- **Assignment**
Please filter the entries for the word "value" and copy every line that has it.

[Dataset rows for apps and sites]
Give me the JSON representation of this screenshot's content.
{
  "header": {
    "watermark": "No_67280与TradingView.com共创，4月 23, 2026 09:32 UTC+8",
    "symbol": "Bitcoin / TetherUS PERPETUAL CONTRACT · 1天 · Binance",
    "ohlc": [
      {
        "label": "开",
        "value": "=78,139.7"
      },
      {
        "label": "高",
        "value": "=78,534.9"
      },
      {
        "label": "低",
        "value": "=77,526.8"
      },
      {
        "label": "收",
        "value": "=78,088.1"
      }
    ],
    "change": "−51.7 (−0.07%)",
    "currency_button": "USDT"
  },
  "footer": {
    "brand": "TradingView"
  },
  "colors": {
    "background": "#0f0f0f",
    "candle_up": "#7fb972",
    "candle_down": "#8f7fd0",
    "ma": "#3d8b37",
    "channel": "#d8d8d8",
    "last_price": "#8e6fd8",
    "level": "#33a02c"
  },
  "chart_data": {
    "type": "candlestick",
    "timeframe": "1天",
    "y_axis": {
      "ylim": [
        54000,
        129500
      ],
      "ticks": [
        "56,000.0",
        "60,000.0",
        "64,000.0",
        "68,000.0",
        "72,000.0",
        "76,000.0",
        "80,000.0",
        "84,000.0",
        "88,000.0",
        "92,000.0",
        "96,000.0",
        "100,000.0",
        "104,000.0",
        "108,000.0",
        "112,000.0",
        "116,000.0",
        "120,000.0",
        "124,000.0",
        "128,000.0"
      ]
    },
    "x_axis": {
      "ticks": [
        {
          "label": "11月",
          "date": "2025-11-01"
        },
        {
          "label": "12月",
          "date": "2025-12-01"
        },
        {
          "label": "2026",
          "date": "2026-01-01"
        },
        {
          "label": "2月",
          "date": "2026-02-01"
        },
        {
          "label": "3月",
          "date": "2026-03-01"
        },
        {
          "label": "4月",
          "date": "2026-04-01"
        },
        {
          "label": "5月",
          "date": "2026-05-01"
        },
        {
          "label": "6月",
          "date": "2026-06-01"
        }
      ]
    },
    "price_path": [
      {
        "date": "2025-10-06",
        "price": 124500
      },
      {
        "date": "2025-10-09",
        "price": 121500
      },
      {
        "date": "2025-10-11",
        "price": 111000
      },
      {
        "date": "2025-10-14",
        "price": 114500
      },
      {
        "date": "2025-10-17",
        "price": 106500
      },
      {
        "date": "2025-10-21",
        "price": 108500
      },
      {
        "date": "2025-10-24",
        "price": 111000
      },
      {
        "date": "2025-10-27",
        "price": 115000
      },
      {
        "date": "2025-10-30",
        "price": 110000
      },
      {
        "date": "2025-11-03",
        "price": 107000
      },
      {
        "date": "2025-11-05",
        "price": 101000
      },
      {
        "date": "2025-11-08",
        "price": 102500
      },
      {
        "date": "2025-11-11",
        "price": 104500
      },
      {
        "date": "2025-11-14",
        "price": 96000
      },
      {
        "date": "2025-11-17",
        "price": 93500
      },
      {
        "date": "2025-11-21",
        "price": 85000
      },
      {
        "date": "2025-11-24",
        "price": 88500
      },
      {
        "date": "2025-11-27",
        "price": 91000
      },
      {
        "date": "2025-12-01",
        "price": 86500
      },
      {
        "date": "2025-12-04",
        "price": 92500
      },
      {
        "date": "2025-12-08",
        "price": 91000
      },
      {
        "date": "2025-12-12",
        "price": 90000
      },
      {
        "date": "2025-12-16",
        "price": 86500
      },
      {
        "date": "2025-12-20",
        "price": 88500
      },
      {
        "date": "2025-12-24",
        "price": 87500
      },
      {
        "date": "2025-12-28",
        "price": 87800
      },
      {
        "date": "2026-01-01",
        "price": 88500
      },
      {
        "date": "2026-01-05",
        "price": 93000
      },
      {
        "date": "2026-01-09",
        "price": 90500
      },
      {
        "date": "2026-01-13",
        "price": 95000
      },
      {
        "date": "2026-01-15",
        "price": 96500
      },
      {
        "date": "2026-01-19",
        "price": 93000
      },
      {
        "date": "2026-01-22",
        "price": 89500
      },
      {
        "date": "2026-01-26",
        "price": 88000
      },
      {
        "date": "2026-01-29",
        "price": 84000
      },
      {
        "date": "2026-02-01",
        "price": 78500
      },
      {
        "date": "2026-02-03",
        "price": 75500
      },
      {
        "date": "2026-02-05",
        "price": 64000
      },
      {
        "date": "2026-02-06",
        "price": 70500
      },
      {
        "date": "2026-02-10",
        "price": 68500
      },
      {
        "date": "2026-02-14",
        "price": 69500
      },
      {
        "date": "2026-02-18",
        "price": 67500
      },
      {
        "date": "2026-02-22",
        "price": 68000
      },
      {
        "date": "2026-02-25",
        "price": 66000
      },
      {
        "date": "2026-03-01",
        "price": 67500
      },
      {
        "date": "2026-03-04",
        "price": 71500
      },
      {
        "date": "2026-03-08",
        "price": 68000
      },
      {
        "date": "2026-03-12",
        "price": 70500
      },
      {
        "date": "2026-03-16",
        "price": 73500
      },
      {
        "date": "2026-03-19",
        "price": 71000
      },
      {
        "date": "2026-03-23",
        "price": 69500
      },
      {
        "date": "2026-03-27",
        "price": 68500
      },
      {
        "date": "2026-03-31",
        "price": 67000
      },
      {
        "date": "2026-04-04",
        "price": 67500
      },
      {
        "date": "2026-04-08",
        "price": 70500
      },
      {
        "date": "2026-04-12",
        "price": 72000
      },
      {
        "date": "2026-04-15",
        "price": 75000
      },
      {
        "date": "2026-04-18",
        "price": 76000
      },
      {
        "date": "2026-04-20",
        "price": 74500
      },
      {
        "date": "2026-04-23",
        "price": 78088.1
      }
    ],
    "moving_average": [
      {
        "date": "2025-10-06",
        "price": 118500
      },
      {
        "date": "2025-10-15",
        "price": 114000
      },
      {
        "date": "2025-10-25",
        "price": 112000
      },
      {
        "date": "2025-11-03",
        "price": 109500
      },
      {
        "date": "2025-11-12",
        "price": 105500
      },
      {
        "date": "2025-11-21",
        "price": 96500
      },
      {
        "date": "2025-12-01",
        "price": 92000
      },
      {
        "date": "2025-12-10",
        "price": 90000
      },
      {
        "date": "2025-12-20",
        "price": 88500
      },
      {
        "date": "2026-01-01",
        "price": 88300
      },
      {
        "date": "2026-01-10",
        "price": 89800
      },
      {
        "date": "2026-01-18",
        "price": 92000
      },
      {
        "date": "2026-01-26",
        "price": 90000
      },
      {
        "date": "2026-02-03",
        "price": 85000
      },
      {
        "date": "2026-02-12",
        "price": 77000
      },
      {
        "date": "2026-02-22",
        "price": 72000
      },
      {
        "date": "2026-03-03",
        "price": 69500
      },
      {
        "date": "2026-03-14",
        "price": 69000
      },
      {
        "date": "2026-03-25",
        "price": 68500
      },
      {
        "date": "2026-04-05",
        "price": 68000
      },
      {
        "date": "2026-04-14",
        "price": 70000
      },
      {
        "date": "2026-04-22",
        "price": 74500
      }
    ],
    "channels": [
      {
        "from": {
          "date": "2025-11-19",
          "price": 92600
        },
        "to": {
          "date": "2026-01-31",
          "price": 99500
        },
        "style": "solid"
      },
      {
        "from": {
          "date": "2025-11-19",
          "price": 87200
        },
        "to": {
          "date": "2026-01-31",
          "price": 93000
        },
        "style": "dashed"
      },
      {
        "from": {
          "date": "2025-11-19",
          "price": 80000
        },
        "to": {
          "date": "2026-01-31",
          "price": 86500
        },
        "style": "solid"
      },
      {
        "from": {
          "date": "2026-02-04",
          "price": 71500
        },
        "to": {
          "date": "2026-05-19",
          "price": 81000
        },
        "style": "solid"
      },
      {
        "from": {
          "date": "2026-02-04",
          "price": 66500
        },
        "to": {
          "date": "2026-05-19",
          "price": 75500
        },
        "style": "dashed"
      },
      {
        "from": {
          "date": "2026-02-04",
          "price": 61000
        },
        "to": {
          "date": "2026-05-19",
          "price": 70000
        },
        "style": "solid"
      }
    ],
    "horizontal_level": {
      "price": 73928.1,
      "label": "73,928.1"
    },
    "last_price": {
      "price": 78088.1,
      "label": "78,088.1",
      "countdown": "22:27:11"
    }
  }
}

- **Solution to this problem**
        "value": "=78,139.7"
        "value": "=78,534.9"
        "value": "=77,526.8"
        "value": "=78,088.1"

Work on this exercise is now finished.